Blogging 2.0 is quickly defining itself by original content. You can see the quality posts by visiting FriendFeed, or popping across to QMeme, which itself pulls data from what’s popular among the 1200+ people I follow on FriendFeed. New voices are being heard, people who don’t shout the loudest or write posts for the sake of being controversial because it makes for a quick Techmeme headline, but people who write what they honestly think, but in a way that makes a positive contribution to the blogosphere. I know they’re the sorts of people I want to read, and I hear the same thing from many others.

Long term gains

The hardest part of shifting to a 2.0 way of thinking is giving up the quick traffic fix the old ways often deliver. The Inquisitr actually went backwards in terms of traffic in its second month as I came to realize that I didn’t want to chase the hottest story, but has slowly started to build traffic again as (hopefully) readers have found The Inquisitr offers something unique, on top of our eclectic mix of content.

Shifting away from the glib headline, the me-tooism of the Crunchmeme-osphere, the need to yell the loudest and offend the most is like quitting drugs, not always the easiest thing. I’m betting that as a goal it will deliver long term, sustainable engagement that translates to traffic over the medium to long term for anyone who pursues this for their blog. If it doesn’t, look for The Inquisitr listing on eBay in around 4-6 months time 🙂

You can measure engagement

Engagement as a selling proposition isn’t always easy. Advertisers and others looking in at your blog will naturally migrate towards pageviews, and if you’re not shouting the loudest, there’s every chance that your page views wont be quite as high. I’ve been discussing engagement with some potential advertisers recently, and I’m pleased to note that more and more, advertisers are taking into account engagement as well as pageviews. The Inquisitr isn’t about to break any records in the page view stakes, but I’m immensely product of the Technorati rank, with the site about to break into the Top 5,000 blogs online mark, and I’ve notice that advertisers are already aware of this when I talk to them.

Participation

One other defining feature of Blogging 2.0 is the level of community participation. The days of building a blog and expecting people to find it have long past. Participation is part of the quality equation that defines you as a blogger, and by relationship your blog. My own preference for active participation is via FriendFeed, but I hear of other people being active on services such as Plurk and getting similar returns. Forums are still alive and kicking, and you can take your pick of social bookmarking/ voting sites. The quality of your participation can play a role in defining the perceived quality of your posts.

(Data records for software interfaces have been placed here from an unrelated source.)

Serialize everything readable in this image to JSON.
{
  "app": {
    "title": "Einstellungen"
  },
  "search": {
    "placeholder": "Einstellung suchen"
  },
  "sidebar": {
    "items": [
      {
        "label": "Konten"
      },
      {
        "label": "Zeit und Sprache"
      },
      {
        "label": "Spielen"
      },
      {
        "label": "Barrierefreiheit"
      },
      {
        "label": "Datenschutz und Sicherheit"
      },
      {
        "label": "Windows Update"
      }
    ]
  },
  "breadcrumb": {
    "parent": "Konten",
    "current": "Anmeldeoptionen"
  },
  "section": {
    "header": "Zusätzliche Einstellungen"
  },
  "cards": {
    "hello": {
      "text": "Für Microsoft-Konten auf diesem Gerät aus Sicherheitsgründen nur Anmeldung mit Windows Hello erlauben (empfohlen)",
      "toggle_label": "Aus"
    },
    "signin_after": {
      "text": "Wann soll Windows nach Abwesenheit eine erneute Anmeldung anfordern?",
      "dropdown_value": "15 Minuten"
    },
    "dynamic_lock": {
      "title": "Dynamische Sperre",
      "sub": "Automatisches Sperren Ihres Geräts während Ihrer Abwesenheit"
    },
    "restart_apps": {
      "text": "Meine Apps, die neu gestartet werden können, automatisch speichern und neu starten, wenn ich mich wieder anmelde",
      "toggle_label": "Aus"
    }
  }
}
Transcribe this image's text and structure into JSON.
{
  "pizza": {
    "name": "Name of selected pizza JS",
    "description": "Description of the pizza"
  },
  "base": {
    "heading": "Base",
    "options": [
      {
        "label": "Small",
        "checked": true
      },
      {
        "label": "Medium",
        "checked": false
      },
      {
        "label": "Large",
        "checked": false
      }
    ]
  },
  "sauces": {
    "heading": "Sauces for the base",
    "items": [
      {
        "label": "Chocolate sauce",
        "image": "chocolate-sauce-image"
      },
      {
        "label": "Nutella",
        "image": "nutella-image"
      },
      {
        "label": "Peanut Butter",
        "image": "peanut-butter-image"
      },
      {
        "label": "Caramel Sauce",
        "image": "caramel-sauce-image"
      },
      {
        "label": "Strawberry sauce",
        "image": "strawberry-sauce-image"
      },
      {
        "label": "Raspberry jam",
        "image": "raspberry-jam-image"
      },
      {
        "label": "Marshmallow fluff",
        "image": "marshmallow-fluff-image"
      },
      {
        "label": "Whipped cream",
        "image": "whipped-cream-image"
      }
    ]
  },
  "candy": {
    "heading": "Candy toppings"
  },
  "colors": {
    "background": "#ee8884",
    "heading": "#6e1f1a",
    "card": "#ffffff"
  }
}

You might also find that by reading and engaging with smart people, people with different viewpoints, or from different backgrounds, that the quality of your writing improves as well. There’s no better way to improve yourself as a writer than reading excellent content elsewhere. You don’t copy it, but you absorb the various inputs and turn them into an improved you.

Conclusion

The old ways of blogging are slowly dying out. Community, participation, quality are all words that need to be at the front of your thinking. Ask yourself as you write a post whether you actually think it makes a good read, or whether you are only writing it on the off chance it ends up on Techmeme or Digg. In the massive sea of noise that is the blogosphere, will people remember what you write and come back from more, or will they forget you 5 minutes later?